23 Dec 2014. "Vanishing Kings" Video Clip. An unofficial version of the "Vanishing Kings" promotional video has leaked onto the Internet and social media. Into Nature Productions are collaborating with the Desert Lion Project to produce a wildlife documentary on the behaviour of the desert-adapted lions (see 13 Nov 2014 for details). The Floodplain Pride were reunited during the night and moved eastwards along the Hoanib River.
22 Dec 2014. Floodplain Split. The two sub-groups of the Floodplain Pride moved closer to each other during the night. Xpl-55 with two “Musketeers” (Xpl-89 & 92) walked from the western edge of the Floodplain to within 3 km of the second group (Xpl-69 with 3 “Musketeers”) that are amongst the granite boulders south of the Hoanib River. They are expected to meet-up this evening.
21 Dec 2014. Two Groups. The Floodplain lioness (Xpl-69) met up with the three “Musketeers” (Xpl-90, 91, 93). Against all expectations they did not return to the rest of the pride that are still feeding on a carcass on the edge of the dune-belt (photo: top). Instead they moved to the southeast of the Floodplain (photo: bottom). This is the first known occasion of the Floodplain Pride forming separate sub-groups with an adult present in both groups.
20 Dec 2014. Xpl-69. The Floodplain lionesses crossed the dune-belt from the coast to the western edge of the Hoanib Floodplain. It is suspected that they killed a large prey animal in an inaccessible area because they have not moved since yesterday evening. During the night one of the lionesses (Xpl-69) walked approximately 17 km to find the three “Musketeers” (Xpl-90, 91, 93) that stayed behind on the Floodplain.
19 Dec 2014. Dune Crossing. At dawn the Floodplain lionesses and two of the “Musketeers” (“Adolf” & “Harry”) were observed crossing over the dunes from the coast to the Hoanib Floodplain.

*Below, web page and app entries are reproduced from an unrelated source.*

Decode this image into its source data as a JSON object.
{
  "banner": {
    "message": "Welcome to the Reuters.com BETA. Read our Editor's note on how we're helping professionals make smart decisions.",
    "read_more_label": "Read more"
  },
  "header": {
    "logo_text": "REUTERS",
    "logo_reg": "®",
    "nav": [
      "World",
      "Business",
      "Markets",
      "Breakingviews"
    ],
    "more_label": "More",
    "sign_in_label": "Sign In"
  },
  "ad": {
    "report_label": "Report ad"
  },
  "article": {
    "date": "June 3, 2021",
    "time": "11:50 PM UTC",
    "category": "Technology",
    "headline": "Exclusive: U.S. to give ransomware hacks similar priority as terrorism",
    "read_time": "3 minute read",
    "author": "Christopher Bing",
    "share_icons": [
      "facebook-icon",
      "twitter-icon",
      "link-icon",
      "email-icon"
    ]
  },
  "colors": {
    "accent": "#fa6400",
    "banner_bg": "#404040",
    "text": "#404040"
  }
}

18 Dec 2014. Illegal Traffic. The full extent of the damage to the sensitive gravel plains in the Skeleton Coast Park, caused by a convoy of seven vehicles and two motorbikes (see 13 Dec 2014 below), has not yet been realised. Whilst monitoring lion movements south of the Hoanib River the off-road tracks of the convoy was discovered at several locations (see photos below). A section of the off-road route driven by the convoy is displayed on the map below (distance = 55.7 km). The convoy camped inside the Skeleton Coast Park on 11 Dec 2014 (see blue dot on map). They used a vehicle to drag large logs to the camp (photo: bottom left) and made a massive fire that was still hot two days later (photo: bottom middle). In consultation with the MET staff at Mowe Bay, efforts are currently underway to rehabilitate some of the tracks.
17 Dec 2014. Dart 3 "Musketeers". The three “Musketeers” (Xpl-90, 91, 93) were immobilised to lengthen their satellite collars. The satellite collars of all “Five Musketeers” will be replaced with new collars in March 2015. Michael Katjau of the Ministry of Environment & Tourism assisted with the darting and adjustments of the collars (photos: below left & middle).

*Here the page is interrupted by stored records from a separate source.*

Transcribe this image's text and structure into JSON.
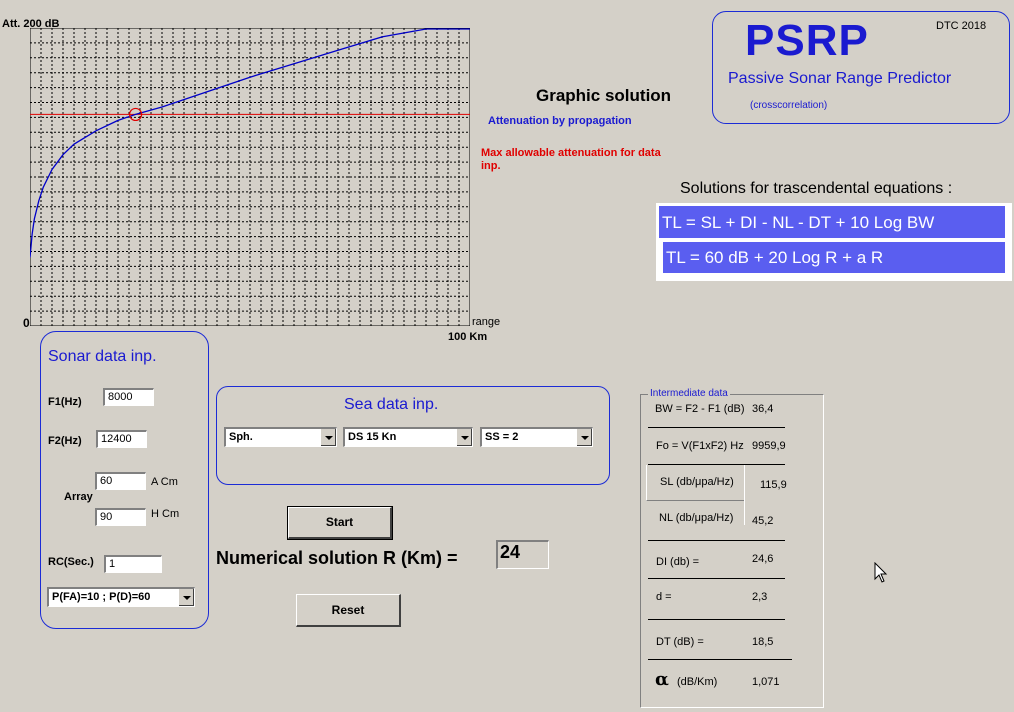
{
  "chart": {
    "y_top_label": "Att. 200 dB",
    "y_zero_label": "0",
    "x_end_label": "range",
    "x_max_label": "100 Km"
  },
  "chart_data": {
    "type": "line",
    "xlim": [
      0,
      100
    ],
    "ylim": [
      0,
      200
    ],
    "grid": true,
    "xlabel": "range",
    "ylabel": "Att.",
    "series": [
      {
        "name": "Attenuation by propagation",
        "color": "#0000c8",
        "x": [
          0,
          0.5,
          1,
          2,
          3,
          5,
          7.5,
          10,
          15,
          20,
          24,
          30,
          40,
          50,
          60,
          70,
          80,
          90,
          99.5,
          100
        ],
        "y": [
          46,
          62,
          72,
          84,
          93,
          105,
          115,
          122,
          131,
          138,
          142,
          147,
          157,
          167,
          176,
          185,
          194,
          203,
          213,
          213
        ]
      }
    ],
    "hline": {
      "name": "Max allowable attenuation for data inp.",
      "y": 142,
      "color": "#e00000"
    },
    "marker": {
      "x": 24,
      "y": 142,
      "color": "#e00000"
    }
  },
  "graphic": {
    "title": "Graphic solution",
    "legend_blue": "Attenuation by propagation",
    "legend_red_line1": "Max allowable attenuation for data",
    "legend_red_line2": "inp."
  },
  "logo": {
    "title": "PSRP",
    "year": "DTC 2018",
    "subtitle": "Passive Sonar Range Predictor",
    "note": "(crosscorrelation)"
  },
  "equations": {
    "heading": "Solutions for trascendental equations :",
    "eq1": "TL = SL + DI - NL - DT + 10 Log BW",
    "eq2": "TL = 60 dB + 20 Log R + a R",
    "bg_color": "#5a5ef0"
  },
  "sonar": {
    "title": "Sonar data inp.",
    "f1_label": "F1(Hz)",
    "f1_value": "8000",
    "f2_label": "F2(Hz)",
    "f2_value": "12400",
    "array_label": "Array",
    "a_value": "60",
    "a_unit": "A Cm",
    "h_value": "90",
    "h_unit": "H Cm",
    "rc_label": "RC(Sec.)",
    "rc_value": "1",
    "prob_select": "P(FA)=10 ; P(D)=60"
  },
  "sea": {
    "title": "Sea data  inp.",
    "spreading": "Sph.",
    "ds": "DS 15 Kn",
    "ss": "SS = 2"
  },
  "buttons": {
    "start": "Start",
    "reset": "Reset"
  },
  "numerical": {
    "label": "Numerical solution  R (Km) =",
    "value": "24"
  },
  "intermediate": {
    "title": "Intermediate data",
    "bw_label": "BW = F2 - F1 (dB)",
    "bw_value": "36,4",
    "fo_label": "Fo = V(F1xF2) Hz",
    "fo_value": "9959,9",
    "sl_label": "SL (db/μpa/Hz)",
    "sl_value": "115,9",
    "nl_label": "NL (db/μpa/Hz)",
    "nl_value": "45,2",
    "di_label": "DI (db) =",
    "di_value": "24,6",
    "d_label": "d  =",
    "d_value": "2,3",
    "dt_label": "DT (dB) =",
    "dt_value": "18,5",
    "alpha_symbol": "α",
    "alpha_label": "(dB/Km)",
    "alpha_value": "1,071"
  }
}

16 Dec 2014. Three Musketeers-2. The three “Musketeers” (Xpl-90, 91, 93) that became separated from their brothers killed a smallish prey animal, possibly an Oryx calf, during the night. They are constantly searching for rest of their Pride.

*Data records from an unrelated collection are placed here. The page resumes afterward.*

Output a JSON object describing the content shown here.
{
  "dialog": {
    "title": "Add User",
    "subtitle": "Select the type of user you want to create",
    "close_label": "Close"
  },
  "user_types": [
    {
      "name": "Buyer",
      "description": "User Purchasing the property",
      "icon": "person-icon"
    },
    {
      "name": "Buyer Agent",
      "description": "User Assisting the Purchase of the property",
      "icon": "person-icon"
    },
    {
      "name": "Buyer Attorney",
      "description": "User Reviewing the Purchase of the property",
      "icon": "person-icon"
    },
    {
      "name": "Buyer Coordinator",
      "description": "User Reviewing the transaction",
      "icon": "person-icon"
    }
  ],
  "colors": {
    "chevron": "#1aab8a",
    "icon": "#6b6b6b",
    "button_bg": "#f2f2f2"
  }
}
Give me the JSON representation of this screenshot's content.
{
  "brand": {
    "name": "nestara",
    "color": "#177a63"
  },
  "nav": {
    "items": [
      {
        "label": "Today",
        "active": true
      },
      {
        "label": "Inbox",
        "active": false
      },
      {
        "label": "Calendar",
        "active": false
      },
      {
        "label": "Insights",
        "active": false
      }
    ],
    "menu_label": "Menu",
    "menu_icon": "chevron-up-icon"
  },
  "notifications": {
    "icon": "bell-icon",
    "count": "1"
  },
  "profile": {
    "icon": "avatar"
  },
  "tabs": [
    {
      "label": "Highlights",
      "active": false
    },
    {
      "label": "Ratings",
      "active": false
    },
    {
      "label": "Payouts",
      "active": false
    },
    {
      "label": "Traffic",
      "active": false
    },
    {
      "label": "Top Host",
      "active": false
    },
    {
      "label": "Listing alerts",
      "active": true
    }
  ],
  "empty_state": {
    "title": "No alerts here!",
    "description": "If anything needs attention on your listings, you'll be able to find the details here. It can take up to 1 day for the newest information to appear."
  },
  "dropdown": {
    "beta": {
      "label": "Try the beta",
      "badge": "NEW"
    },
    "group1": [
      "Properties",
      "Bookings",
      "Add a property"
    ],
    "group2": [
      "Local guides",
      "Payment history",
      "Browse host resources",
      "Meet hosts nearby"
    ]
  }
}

15 Dec 2014. Three Musketeers. Xpl-90 “Polla”, Xpl-91 “Ben and Xpl-93 “Tullamore” separated from their two brothers and the lionesses. The three males are currently south of the Hoanib River inside the Skeleton Coast Park whilst the rest of the Pride is at the mouth of the Hoanib River (photo: bottom).
14 Dec 2014. Caracal. The adult female caracal (Xfc-1) marked with a radio collar was located on the southern side of the Hoanib Floodplain. She is still lactating but her young have not yet been observed. Three of the “Five Musketeers” (Polla, Ben & Tullamore) separated from the rest of the Pride and they are currently north of the Floodplain.
Visitor Map. Summary of visitors to the Desert Lion website since 15 Jan 2013.